Mrs Andrews’ first successful challenge resulted in a damning judgment handed down by the High Court in May 2019 in which the judge described the existing arrangements as “a parody of the electoral process”.
The Representation of the People Act 1983 (as amended) allows the government to specify a device to be used in the polling station that allows blind and partially sighted people to vote “without any need for assistance”. Currently the government specify the use of a Tactile Voting Device (TVD), a sheet of transparent plastic which fits on top of the ballot paper and has a number of flaps that correspond to the various places on the ballot paper where voters are able to mark an ‘X’ next to candidates’ names.

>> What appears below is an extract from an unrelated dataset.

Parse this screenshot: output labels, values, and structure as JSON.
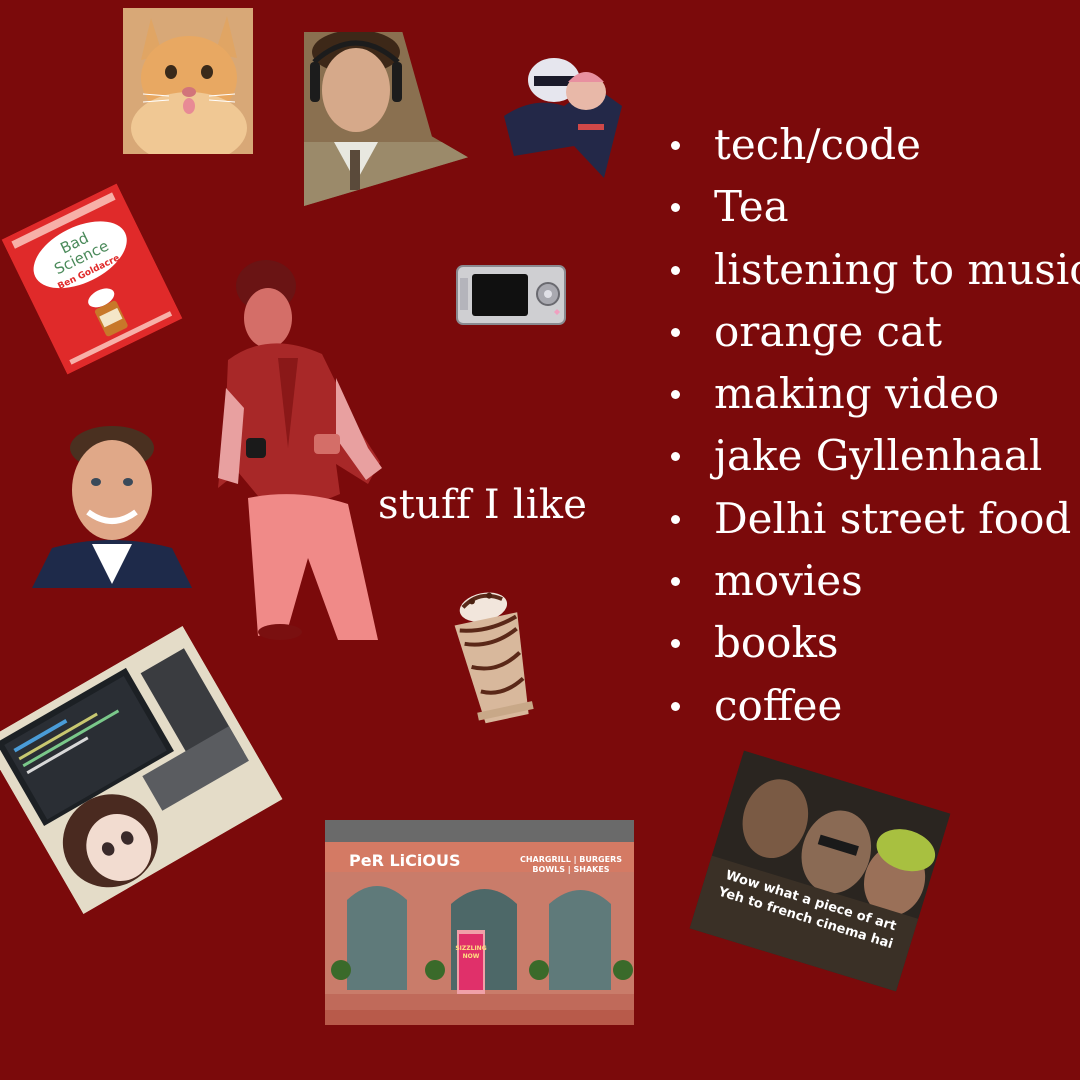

Mrs Andrews successfully argued in her first legal case that the critical problem with the TVD is that it does not allow blind and partially sighted people to vote independently as they still need help from the Presiding Officer (the official in charge of the polling station) or a member of their close family to read to them the names of the candidates and the order in which they appear on the ballot paper.  This information is not contained on the TVD and there is therefore no way for a blind voter to know which flap on the TVD corresponds to which candidate.
Mrs Andrews expected the government to introduce a new system that would have allowed her to identify the candidates and mark her ballot paper independently following the court’s judgment in May. However, when she went to cast her vote in December last year, little had changed; instead of being read the candidates’ names by the Presiding Officer, her Presiding Officer had an audio recording on his mobile phone which he played to her. She was then required to use the TVD as normal.

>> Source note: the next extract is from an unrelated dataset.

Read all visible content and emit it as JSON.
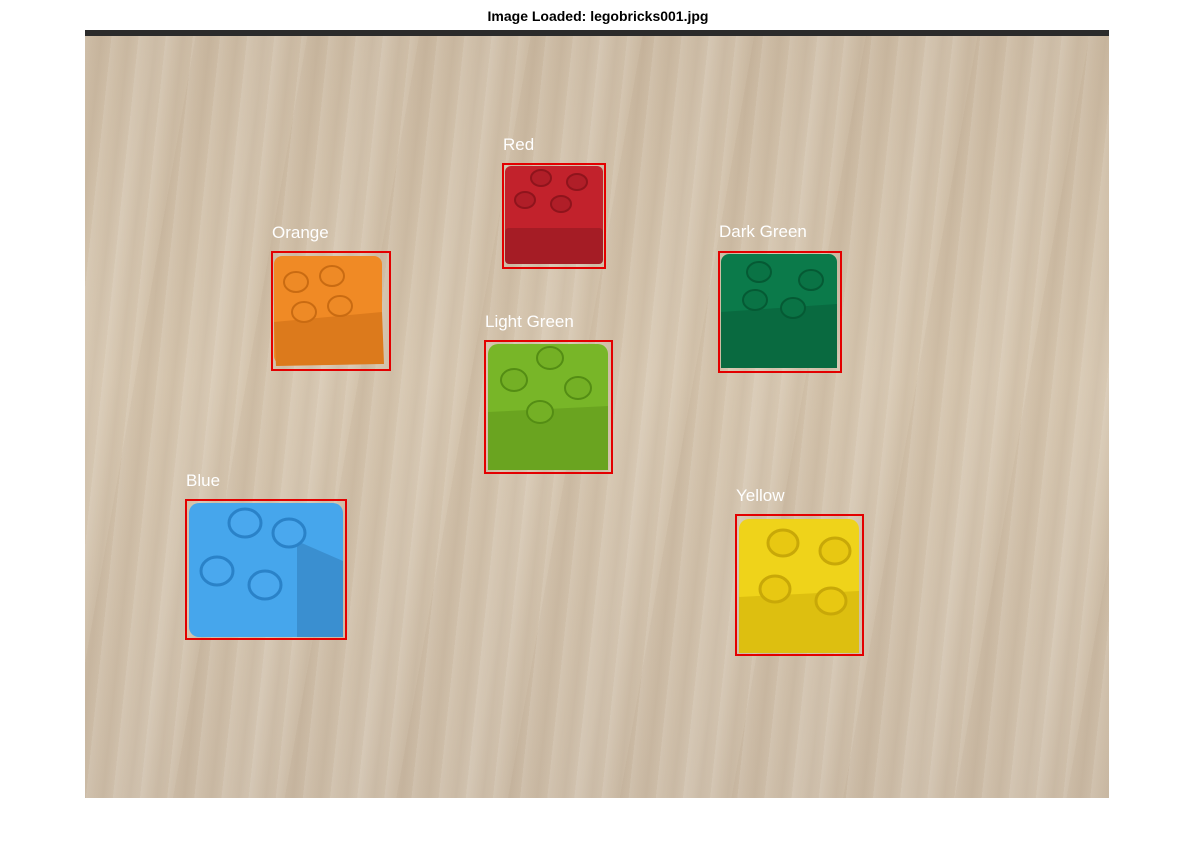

Other countries use systems that allow blind voters to vote using audio booths and telephone voting.
Following the December poll, Mrs Andrews said:

“There was nothing independent or secret about my experience – the bottom line was that I still could not vote without assistance. I just want to vote in the same way as everyone else without sticking out or feeling like a nuisance.
“Fully sighted voters are able to breeze in and out in three minutes while I have to undertake stressful, humiliating and onerous processes.
“I can’t believe that in the 11 months since the judgment in my case, and despite all the technology available, that the government has still not come up with an adequate system (or even proposals for a system) that allow blind and visually impaired people to independently carry out one of the most important responsibilities a person has in our democracy.
“It is almost worse now than before the judgment because at least then the government thought they were acting lawfully. Now they know they are acting unlawfully, and are aware of the enormous impact it has on people, but have still made no real efforts to address it.”
Leigh Day solicitor Kate Egerton said:
“The current arrangements enable a blind person to mark the ballot paper, but not to read it. There is a statutory requirement to enable blind voters to vote without any need for assistance which is simply not being met.
“Despite the voting arrangements for blind and partially sighted voters being found to be unlawful in May 2019, the government chose to do nothing to sort the matter out before the last general election.  Our client was, again, unable to vote without assistance on an equal basis to others. This was incredibly disappointing for Mrs Andrews who, having won a lengthy legal battle, was essentially left in the same position as she was prior to her legal case.
“We consider that this failure breached our client’s human right to be able to vote independently and in secret.”